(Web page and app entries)
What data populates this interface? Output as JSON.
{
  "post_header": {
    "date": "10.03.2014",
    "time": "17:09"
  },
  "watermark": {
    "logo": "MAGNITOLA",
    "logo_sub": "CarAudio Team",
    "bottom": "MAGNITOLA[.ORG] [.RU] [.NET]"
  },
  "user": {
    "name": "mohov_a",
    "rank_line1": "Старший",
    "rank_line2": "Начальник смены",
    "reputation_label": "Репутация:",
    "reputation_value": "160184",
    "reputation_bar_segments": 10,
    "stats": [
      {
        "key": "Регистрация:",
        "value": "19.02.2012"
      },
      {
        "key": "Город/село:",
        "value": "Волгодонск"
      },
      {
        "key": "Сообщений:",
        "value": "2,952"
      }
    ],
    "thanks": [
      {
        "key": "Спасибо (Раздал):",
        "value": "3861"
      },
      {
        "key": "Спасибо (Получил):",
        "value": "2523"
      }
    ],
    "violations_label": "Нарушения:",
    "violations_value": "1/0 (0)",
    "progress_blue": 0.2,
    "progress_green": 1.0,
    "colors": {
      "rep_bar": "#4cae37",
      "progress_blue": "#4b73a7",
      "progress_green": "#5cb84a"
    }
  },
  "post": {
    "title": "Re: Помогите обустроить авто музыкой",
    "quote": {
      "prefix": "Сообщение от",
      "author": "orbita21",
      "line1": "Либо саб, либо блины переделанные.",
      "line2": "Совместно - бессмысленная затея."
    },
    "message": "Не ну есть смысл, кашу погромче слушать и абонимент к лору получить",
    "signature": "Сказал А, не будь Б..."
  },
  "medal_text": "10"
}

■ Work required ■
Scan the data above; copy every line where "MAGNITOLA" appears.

■ Your solution ■
    "logo": "MAGNITOLA",
    "bottom": "MAGNITOLA[.ORG] [.RU] [.NET]"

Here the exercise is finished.